As The Dow Passes 20,000 Could a Crash Be On The Horizon?

It would seem that the economy is doing well at the moment. Since November, the Dow has surged 1,700 points. In fact, on November 25th, it hit a historic high, as well as a major milestone, as it passed 20,000 points for the first time ever. Surely these record numbers mean prosperity for the foreseeable future, right? Unfortunately, history tells us otherwise. In fact, such record highs are often the sign of an impending market crash.

The Dow’s Journey

In 2007, the economy was booming. When the year began, the Dow was at 12,459 points, ultimately rising to 14,164 in October—a record at the time. Just under a year later, the market plummeted. On September 29th, 2008, it had the largest single day drop in history, falling 777 points. A few months after that, in March of 2009, the Dow crashed again, ultimately dropping to 6,594 points. That’s less than half of what it was only a year and a half earlier.

Since then, we’ve managed to see a slow but gradual recovery. The Dow has risen by 13,500 points in the last 8 years—more, even, than the total number at its height in 2007. Profits are on their way up, unemployment is on its way down, and we’ve set several new Dow records, culminating in this 20,000 point peak.

Following the Signs

Over the last hundred years or so, there have been a few major stock market crashes. Some of the most notable include 1929, 2001, and 2008. By looking at each of these crashes and the events that surrounded them, certain patterns emerge to provide clues as to possible future crashes.

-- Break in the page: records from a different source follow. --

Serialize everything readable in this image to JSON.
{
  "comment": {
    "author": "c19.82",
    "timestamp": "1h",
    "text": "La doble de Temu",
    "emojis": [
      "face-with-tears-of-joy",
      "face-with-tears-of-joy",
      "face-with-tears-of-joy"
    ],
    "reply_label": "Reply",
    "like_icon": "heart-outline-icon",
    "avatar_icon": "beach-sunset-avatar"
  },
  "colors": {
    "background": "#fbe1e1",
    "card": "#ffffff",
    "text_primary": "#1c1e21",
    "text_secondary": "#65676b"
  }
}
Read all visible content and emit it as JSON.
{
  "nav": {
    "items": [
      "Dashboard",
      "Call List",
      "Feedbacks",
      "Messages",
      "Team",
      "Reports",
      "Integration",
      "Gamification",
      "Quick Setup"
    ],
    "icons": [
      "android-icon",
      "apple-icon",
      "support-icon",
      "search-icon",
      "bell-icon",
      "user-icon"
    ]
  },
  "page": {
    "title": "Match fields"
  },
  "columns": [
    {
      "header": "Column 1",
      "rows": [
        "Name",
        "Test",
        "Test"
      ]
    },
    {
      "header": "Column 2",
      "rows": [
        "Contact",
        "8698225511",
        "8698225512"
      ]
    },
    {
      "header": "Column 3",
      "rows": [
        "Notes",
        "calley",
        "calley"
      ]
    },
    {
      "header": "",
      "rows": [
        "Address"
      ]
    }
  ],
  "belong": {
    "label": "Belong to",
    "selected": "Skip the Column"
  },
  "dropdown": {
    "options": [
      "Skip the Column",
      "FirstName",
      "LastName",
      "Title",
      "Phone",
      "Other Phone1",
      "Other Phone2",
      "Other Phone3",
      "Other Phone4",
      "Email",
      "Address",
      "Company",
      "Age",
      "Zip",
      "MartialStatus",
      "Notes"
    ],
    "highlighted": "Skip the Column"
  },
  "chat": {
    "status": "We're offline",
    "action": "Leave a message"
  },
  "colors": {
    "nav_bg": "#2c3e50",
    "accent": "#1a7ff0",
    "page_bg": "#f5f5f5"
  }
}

The first sign is record highs in the Dow. These dramatic rises can lull you into a false sense of security, making you think the economy is getting stronger. In actuality, though, they’re more likely to represent a bubble.

In 1929, a combination of over-speculation and collusion to manipulate prices caused stocks to be overvalued. In 2001, the dotcom craze took hold of investors, as people invested in ideas that sounded like they would make money, rather than actual proven business plans.

In 2007, the housing market was driven up by blanket approval of mortgage loans that many people couldn’t actually afford to repay. In each of these cases, the Dow reached record highs. But in each case, it turned out to be unsustainable, and the bubble burst, causing a crash.

Another sign of financial trouble on the horizon is higher interest rates. During the recession, they were kept at near zero: 0-0.25%. Then in December of 2015, after 7 years at that level, the Fed bumped it very slightly, to 0.25-0.5%. Then in December of last year, it went up again, to 0.5-0.75%.

When the federal interest rate goes up, so do mortgage rates, credit card interest rates, and more. The average consumer’s disposable income goes down, and businesses take a hit. Prices go up in response, making things even less affordable, and as a result, the stock market falls. The Fed is only supposed to raise the interest rate when they believe the economy is strong enough to handle it. However, many people are still struggling, and a higher rate could have a significant negative economic impact.

How to Protect Yourself

The ability to recognize the signs of impending financial turmoil can be tremendously beneficial. It allows you to start preparing for the worst while things are still looking prosperous, rather than getting caught by surprise. There are a few steps you can take.

First of all, make sure you diversify your investment portfolio. Have some money in stocks, some in bonds, some in precious metals, etc. That way, when one of your investments fails (e.g. a market crash), you still have something to cushion the fall and prevent you from losing your nest egg (as many people did during the 2008 crisis).

When you do invest, a long term strategy is more likely to serve you well. If you’re forced to sell your stocks during a bear market, you’ll end up taking a loss, but if you can weather the storm, eventually things will go back on the upswing. As a general rule, don’t invest any money that you’ll need to use in the next five years or so.

With a bit of awareness, both of the current state of the markets and of historical trends, you can recognize a potential crash before it comes.

And with a little bit of preparation, you can guard against it and keep your own losses to a minimum by investing in a Gold IRA.